All but the most frigid and haughty then proved susceptible to Cupid’s conquering darts, as Ovid then has Venus go on to say:

And yet in heaven, such is our long-suffering, we are despised, and with my own, the power of love is weakening. Do you not see that Pallas [Minerva] and huntress Diana have revolted against me? And Ceres‘ daughter [Proserpine], too, will remain a virgin if we suffer it; for she aspires to be like them. But do you, in behalf of our joint sovereignty, if you take any pride in that, join the goddess to her uncle in the bonds of love.” So Venus spoke. The god of love loosed his quiver at his mother’s bidding and selected from his thousand arrows one, the sharpest and the surest and the most obedient to the bow. Then he bent the pliant bow across his knee and with his barbed arrow smote Dis [Pluto] through the heart.
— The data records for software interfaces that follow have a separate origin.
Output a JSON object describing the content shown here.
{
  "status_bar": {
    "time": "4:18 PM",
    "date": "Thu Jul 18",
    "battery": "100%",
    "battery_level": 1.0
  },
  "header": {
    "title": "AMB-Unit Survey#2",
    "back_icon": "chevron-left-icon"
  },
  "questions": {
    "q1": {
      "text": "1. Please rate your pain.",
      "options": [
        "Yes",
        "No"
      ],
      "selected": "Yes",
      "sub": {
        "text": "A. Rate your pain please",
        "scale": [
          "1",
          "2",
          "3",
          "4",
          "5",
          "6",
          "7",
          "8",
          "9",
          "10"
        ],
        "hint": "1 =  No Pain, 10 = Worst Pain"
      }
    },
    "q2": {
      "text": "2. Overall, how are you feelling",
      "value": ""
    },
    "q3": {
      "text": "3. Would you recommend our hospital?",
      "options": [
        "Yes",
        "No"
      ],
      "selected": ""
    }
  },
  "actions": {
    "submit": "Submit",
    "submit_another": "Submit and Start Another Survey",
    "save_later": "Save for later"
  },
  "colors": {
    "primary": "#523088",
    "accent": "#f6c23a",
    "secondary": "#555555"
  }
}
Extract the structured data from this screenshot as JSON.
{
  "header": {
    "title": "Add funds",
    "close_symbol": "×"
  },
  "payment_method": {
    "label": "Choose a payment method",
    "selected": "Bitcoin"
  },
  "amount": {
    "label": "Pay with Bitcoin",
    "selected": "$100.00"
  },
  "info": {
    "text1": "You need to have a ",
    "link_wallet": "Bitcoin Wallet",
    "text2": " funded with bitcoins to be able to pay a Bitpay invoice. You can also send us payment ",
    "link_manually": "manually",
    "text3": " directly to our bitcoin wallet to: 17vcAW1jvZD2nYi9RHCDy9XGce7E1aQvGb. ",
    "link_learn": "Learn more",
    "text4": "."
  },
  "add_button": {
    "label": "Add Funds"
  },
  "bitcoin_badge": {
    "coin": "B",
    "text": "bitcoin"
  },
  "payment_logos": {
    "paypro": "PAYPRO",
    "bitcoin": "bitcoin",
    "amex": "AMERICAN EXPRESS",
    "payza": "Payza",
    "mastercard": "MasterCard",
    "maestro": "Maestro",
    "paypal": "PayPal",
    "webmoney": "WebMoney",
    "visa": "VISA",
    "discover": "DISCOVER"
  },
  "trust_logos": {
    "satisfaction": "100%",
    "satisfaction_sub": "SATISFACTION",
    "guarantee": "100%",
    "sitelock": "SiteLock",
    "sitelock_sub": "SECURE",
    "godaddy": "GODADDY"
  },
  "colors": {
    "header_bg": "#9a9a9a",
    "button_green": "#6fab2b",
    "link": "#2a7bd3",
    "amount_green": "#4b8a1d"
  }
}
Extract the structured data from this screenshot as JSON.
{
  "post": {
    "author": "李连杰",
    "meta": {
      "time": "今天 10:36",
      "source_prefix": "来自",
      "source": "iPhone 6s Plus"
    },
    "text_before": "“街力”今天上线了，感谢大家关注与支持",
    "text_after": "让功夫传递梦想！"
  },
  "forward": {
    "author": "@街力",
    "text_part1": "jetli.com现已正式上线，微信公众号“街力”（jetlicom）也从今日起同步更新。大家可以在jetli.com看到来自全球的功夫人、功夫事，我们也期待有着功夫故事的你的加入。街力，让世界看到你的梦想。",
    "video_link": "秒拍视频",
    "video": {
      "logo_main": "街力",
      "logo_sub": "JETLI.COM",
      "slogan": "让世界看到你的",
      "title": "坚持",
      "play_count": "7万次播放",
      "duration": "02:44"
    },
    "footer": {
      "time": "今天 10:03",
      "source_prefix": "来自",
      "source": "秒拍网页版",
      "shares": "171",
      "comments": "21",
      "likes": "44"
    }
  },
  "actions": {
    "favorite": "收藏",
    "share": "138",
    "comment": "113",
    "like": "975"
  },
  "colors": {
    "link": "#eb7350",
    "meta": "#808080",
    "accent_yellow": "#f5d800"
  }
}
Thus it all started then with a wound …

And so, likewise then, it was one of Cupid’s conquering darts that pierced Ovid’s breast and thus inspired his amorous works … and thence, over 2000 years later now, the Cupid’s School Classic Love Seduction Project.
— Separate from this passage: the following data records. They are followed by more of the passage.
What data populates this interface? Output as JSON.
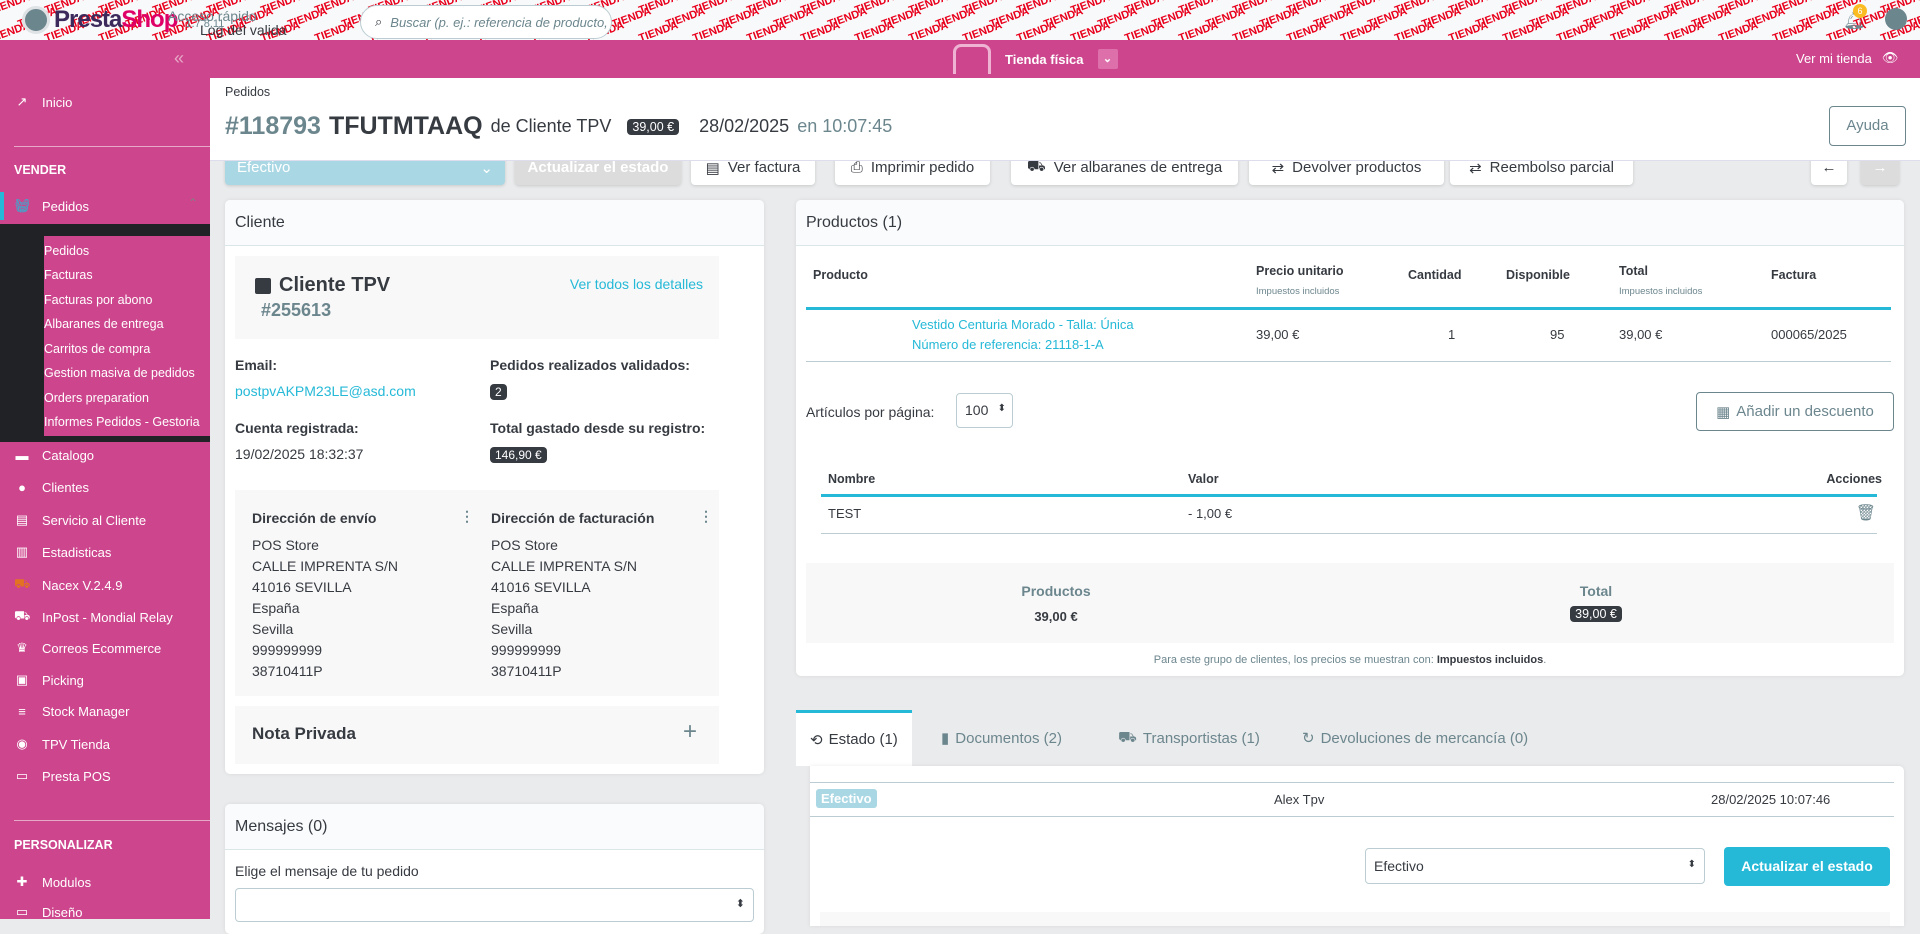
{
  "topbar": {
    "watermark": "TIENDA",
    "logo": "PrestaShop",
    "version": "1.7.8.11",
    "quick_access": "Acceso rápido",
    "quick_access_item": "Log del valida",
    "search_placeholder": "Buscar (p. ej.: referencia de producto,",
    "notifications": "6"
  },
  "pinkbar": {
    "store": "Tienda física",
    "view_shop": "Ver mi tienda"
  },
  "sidebar": {
    "inicio": "Inicio",
    "vender": "VENDER",
    "pedidos": "Pedidos",
    "sub": [
      "Pedidos",
      "Facturas",
      "Facturas por abono",
      "Albaranes de entrega",
      "Carritos de compra",
      "Gestion masiva de pedidos",
      "Orders preparation",
      "Informes Pedidos - Gestoria"
    ],
    "items": [
      {
        "label": "Catalogo",
        "icon": "▬"
      },
      {
        "label": "Clientes",
        "icon": "●"
      },
      {
        "label": "Servicio al Cliente",
        "icon": "▤"
      },
      {
        "label": "Estadisticas",
        "icon": "▥"
      },
      {
        "label": "Nacex V.2.4.9",
        "icon": "⛟"
      },
      {
        "label": "InPost - Mondial Relay",
        "icon": "⛟"
      },
      {
        "label": "Correos Ecommerce",
        "icon": "♛"
      },
      {
        "label": "Picking",
        "icon": "▣"
      },
      {
        "label": "Stock Manager",
        "icon": "≡"
      },
      {
        "label": "TPV Tienda",
        "icon": "◉"
      },
      {
        "label": "Presta POS",
        "icon": "▭"
      }
    ],
    "personalizar": "PERSONALIZAR",
    "modulos": "Modulos",
    "diseno": "Diseño"
  },
  "header": {
    "breadcrumb": "Pedidos",
    "order_num": "#118793",
    "reference": "TFUTMTAAQ",
    "de": "de Cliente TPV",
    "total": "39,00 €",
    "date": "28/02/2025",
    "en": "en 10:07:45",
    "help": "Ayuda"
  },
  "toolbar": {
    "status": "Efectivo",
    "update": "Actualizar el estado",
    "invoice": "Ver factura",
    "print": "Imprimir pedido",
    "delivery": "Ver albaranes de entrega",
    "return": "Devolver productos",
    "refund": "Reembolso parcial"
  },
  "customer": {
    "title": "Cliente",
    "name": "Cliente TPV",
    "id": "#255613",
    "details": "Ver todos los detalles",
    "email_label": "Email:",
    "email": "postpvAKPM23LE@asd.com",
    "orders_label": "Pedidos realizados validados:",
    "orders": "2",
    "registered_label": "Cuenta registrada:",
    "registered": "19/02/2025 18:32:37",
    "spent_label": "Total gastado desde su registro:",
    "spent": "146,90 €",
    "shipping_title": "Dirección de envío",
    "billing_title": "Dirección de facturación",
    "address": [
      "POS Store",
      "CALLE IMPRENTA S/N",
      "41016 SEVILLA",
      "España",
      "Sevilla",
      "999999999",
      "38710411P"
    ],
    "note": "Nota Privada"
  },
  "messages": {
    "title": "Mensajes (0)",
    "label": "Elige el mensaje de tu pedido"
  },
  "products": {
    "title": "Productos (1)",
    "cols": {
      "product": "Producto",
      "price": "Precio unitario",
      "price_sub": "Impuestos incluidos",
      "qty": "Cantidad",
      "avail": "Disponible",
      "total": "Total",
      "total_sub": "Impuestos incluidos",
      "invoice": "Factura"
    },
    "row": {
      "name": "Vestido Centuria Morado - Talla: Única",
      "ref": "Número de referencia: 21118-1-A",
      "price": "39,00 €",
      "qty": "1",
      "avail": "95",
      "total": "39,00 €",
      "invoice": "000065/2025"
    },
    "per_page_label": "Artículos por página:",
    "per_page": "100",
    "add_discount": "Añadir un descuento",
    "disc_cols": {
      "name": "Nombre",
      "value": "Valor",
      "actions": "Acciones"
    },
    "disc_row": {
      "name": "TEST",
      "value": "- 1,00 €"
    },
    "sum_products_label": "Productos",
    "sum_products": "39,00 €",
    "sum_total_label": "Total",
    "sum_total": "39,00 €",
    "tax_note": "Para este grupo de clientes, los precios se muestran con:",
    "tax_note_bold": "Impuestos incluidos"
  },
  "tabs": [
    {
      "label": "Estado (1)",
      "icon": "⟲"
    },
    {
      "label": "Documentos (2)",
      "icon": "▮"
    },
    {
      "label": "Transportistas (1)",
      "icon": "⛟"
    },
    {
      "label": "Devoluciones de mercancía (0)",
      "icon": "↻"
    }
  ],
  "history": {
    "status": "Efectivo",
    "employee": "Alex Tpv",
    "date": "28/02/2025 10:07:46",
    "select": "Efectivo",
    "update": "Actualizar el estado"
  }
}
As Ovid declares at the start of his earliest volume of poems Amores (Loves), translated here by John Dryden, our patron poet had set out at first to sing on the theme of war:

For mighty wars I thought to tune my lute,
And make my measures to my subject suit.
Six feet for ev’ry verse the Muse design’d,
But Cupid, laughing, when he saw my mind,
From ev’ry second verse a foot purloin’d¹.

It was the mighty Cupid then, no less, who, with the sure shot of a carefully chosen arrow, laid Ovid low and famously drove him instead to his amorous theme:

Thus I complain’d; his bow the stripling² bent,
And chose an arrow fit for his intent.
The shaft his purpose fatally pursues;
“Now, poet, there’s a subject for thy Muse,”
He said: (too well, alas! he knows his trade);
For in my breast a mortal wound he made.
Far hence, ye proud hexameters, remove,
My verse is pac’d, and trammell’d into love.
With myrtle wreaths my thoughtful brows enclose,
While in unequal verse I sing my woes.

And now, the rest then, as they say, is history. Although that, I think, is not quite finished yet …

  1. Stole
  2. Youth